Harrison Middleton University believes that the study of the liberal arts is both timeless and timely because it focuses on the persisting questions of human existence and bears directly on the problems we face today. At a time when more and more adults are recognizing the benefits of lifelong learning, the Great Books of the Western World provides the medium in which to search for fundamental knowledge and unifying ideas.
Harrison Middleton University is a great ideas, great works, great conversations, distance learning university that offers undergraduate and graduate education in the humanities with concentrations in imaginative literature, natural science, philosophy and religion, and social science. Harrison Middleton University promotes student-faculty scholarship through research, discussion, and the development of collaborative publications.
Presentation by Peter Ponzio
Peter Ponzio, HMU doctoral candidate, presented a talk on Shakespeare, “Why Shakespeare is Still Relevant,” at the Fremont Public Library in Lake County, IL. This was part of kick off for the First Folio! The Book that Gave Us Shakespeare, a national traveling exhibition of the Shakespeare First Folio.
Summer Quarterly Discussions
The next Quarterly Discussion will be held Thursday, July 14th, and Saturday, July 16th, and we will read a selection of Pascal’s Pensees. Our discussions are open to the public and we invite new voices to listen and participate. Quarterly Discussions are conducted on a conference call, and you can be anywhere to participate! If you are interested in participating or would like more information, please email Alissa Simon (firstname.lastname@example.org).
May 2016 Bi-Annual Newsletter
Join the Conversation
At HMU, we want to continue the great authors' conversations in a contemporary context, and our blog will help us do that.
Gary Waters, Kingman, AZ
Selection from a Syntopical Discussion
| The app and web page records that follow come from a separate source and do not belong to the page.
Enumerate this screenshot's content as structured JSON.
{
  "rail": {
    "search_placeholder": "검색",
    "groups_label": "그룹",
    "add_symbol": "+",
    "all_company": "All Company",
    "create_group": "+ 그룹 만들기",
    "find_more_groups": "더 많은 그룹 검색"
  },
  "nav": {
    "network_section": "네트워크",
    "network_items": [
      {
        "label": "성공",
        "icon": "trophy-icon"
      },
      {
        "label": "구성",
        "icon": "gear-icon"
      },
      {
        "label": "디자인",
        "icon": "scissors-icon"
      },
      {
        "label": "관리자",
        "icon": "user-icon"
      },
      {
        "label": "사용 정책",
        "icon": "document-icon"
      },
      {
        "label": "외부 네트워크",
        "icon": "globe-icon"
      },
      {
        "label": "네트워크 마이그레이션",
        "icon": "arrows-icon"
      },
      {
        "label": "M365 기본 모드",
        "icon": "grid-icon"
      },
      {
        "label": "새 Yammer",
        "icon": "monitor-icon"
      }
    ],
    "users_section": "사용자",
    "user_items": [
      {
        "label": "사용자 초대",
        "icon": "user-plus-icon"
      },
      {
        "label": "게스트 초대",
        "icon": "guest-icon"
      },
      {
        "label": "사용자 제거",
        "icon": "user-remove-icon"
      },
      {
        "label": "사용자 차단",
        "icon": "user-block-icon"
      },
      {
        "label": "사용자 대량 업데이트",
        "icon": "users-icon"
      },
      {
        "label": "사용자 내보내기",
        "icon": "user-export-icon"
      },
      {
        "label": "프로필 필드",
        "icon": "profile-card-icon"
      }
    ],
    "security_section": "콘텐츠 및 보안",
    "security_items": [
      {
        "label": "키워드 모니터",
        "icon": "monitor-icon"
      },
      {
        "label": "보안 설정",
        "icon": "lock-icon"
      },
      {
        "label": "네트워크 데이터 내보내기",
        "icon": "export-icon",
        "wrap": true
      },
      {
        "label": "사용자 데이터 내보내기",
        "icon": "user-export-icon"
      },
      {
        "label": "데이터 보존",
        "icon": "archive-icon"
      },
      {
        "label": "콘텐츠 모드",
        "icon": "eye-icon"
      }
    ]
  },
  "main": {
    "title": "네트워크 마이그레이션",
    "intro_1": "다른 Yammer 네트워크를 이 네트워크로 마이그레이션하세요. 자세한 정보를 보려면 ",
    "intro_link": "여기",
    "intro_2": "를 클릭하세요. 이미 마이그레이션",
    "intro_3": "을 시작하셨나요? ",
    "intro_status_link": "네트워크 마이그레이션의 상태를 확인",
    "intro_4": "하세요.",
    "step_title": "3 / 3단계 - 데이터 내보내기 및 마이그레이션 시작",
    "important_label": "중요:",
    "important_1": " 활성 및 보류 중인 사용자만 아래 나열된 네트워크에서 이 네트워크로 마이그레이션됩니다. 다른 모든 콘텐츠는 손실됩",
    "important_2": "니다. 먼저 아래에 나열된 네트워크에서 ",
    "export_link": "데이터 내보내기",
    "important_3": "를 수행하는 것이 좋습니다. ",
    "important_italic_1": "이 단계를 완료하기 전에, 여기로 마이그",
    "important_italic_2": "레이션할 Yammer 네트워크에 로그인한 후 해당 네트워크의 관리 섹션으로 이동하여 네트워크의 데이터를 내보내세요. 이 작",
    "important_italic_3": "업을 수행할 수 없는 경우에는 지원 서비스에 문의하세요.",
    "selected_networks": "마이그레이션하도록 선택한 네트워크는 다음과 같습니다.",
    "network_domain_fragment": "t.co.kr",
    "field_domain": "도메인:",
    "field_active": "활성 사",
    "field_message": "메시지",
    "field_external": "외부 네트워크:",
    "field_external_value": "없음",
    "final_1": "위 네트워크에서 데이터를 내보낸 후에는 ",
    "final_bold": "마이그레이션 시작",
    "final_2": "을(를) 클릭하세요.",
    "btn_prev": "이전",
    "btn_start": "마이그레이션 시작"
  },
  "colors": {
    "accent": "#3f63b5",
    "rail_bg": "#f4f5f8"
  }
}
The "Shared Inquiry" or Socratic method is at the heart of Harrison Middleton University's teaching methodology. Participants in the Shared Inquiry process search for meaning, for answers to fundamental questions of human existence raised by primary texts. In the course of conversation, students will work to interpret the primary text, employing critical skills, and bringing their own insights and experiences. Throughout their studies, students will have a series of one-to-one discussions (via telephone or Skype) with tutors over the coursework they designed. Click below to listen to a selection from a syntopical discussion between HMU Tutor Dr. Marcus Conley and HMU Ed.D. student John Reynolds. The discussion as a whole explores the Great Idea of Truth as addressed by authors such as Augustine, Barth, Locke, Bacon, Mill, and Descartes. In the following selection, the participants consider the different attitudes toward figurative language by Locke and Augustine, then begin to discuss the notion of discipline according to Descartes and Bacon.